The majority of the TLTRO funding has primarily been channelled to French, Italian and Spanish banks (graphic two), who, 10 years after the global financial crisis, are still dominated by a banking sector with weak balances and lax earnings.
Out of the significant economies in the Eurozone, Italy is the weakest link in the chain, and perhaps therefore the largest consumer of TLTRO. For the same reason, Italy is an excellent case for assessing TLTRO when looking at the beneficial effect of the medicine for economic growth.
As mentioned, TLTRO has surely contributed to lending to the private sector, however, Italian banks have taken almost 35 pct. of the TLTRO funding, which is remarkable. From November 2011 until January 2019, the total bank lending to the private sector in Italy has fallen from EUR 915 billion to EUR 679 billion, which does not correspond to the large Italian appetite for the TLTRO medicine.
Against this overall picture, one can come up with a number of corrections of explanations. Like the whole private sector lending covers more than just lending to corporations, but many households in Italy are not in such a bad shape that they can’t borrow money. This means that households’ share of borrowing has not collapsed altogether, and therefore not an explanation for the decline.
If one observes the lending trend last year in Italy, which shows a decline, one can draw a parallel to some of the TLTRO funding trances that now has a maturity of less than 12 months. With a maturity below 12 months, TLTRO changes character in the banks’ balance sheets when calculating the solvency and reserve requirements. One could argue that this is an argument for a reduced lending activity by the banks last year, and it certainly can be a minor explanation behind the decrease in the lending provided by the banks. Undoubtedly, TLTRO has made it possible for a number of Southern European banks to maintain lending that the banks otherwise would have had to reject, due to their own weak balances (i.e. solvency problems).
In my opinion, it reaffirms that the TLTRO programs have helped healthy companies to finance their existing business. But TLTRO has not created any additional venture capital from the banks that will translate into new GDP growth- also here, Italy is a prime example.
My assessment is that banks’ lending to the private sector reflects the level of economic activity in the respective countries, but the lending is not further encouraged by, for example, ECB’s TLTRO program.
Therefore, my assessment about the monetary actions that the ECB will announce during this second quarter, presumably in June, is quite clear. It might all sound very exciting, and after the announcements, the euro can even jump a percent or so, and the stock markets might turn euphoric for an afternoon, though that should be it.

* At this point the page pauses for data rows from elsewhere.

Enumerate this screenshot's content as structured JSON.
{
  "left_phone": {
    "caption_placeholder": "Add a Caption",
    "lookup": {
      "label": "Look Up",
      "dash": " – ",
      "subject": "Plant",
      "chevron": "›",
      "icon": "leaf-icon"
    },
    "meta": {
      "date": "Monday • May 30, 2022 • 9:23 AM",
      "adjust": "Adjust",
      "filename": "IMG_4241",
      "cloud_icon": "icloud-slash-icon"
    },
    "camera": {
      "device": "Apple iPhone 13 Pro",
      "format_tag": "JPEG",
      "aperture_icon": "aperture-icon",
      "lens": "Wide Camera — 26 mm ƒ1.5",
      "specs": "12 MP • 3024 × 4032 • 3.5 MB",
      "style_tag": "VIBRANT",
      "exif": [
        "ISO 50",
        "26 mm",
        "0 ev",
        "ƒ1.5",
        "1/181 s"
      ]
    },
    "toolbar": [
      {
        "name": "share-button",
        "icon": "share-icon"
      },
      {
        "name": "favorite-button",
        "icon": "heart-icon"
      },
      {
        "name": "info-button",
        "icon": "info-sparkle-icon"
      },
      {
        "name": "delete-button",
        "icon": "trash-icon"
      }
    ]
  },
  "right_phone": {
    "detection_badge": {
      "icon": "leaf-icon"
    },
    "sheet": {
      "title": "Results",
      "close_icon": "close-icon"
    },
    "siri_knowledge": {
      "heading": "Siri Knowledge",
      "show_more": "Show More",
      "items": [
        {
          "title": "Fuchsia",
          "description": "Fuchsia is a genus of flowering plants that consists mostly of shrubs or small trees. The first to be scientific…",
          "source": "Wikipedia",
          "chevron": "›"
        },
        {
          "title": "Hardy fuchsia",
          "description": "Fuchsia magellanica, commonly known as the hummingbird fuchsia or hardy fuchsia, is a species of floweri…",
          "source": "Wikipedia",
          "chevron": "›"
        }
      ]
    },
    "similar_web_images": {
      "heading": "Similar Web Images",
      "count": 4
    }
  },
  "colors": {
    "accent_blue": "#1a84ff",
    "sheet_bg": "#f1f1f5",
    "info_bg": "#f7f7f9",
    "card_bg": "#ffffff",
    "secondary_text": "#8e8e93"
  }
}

The TLTRO medicine will very likely be consumed as it is today, and I would not be surprised if the Italian banks primarily invest the funds in Italian government bonds. Thus, the ECB indirectly finances the growing budget deficit in Italy, and the southern European banks are kept floating with capital from the ECB.
The official explanation that TLTRO is to secure sufficient lending to the private sector is probably well-meaning and makes some sense. However, my opinion is that a number of Southern European banks have become dependent on TLTRO, which leads them to a lazy life with a low return on equity – this is worrying in itself, because the banking sector never gets healthy, and neither will it make it attractive to investors.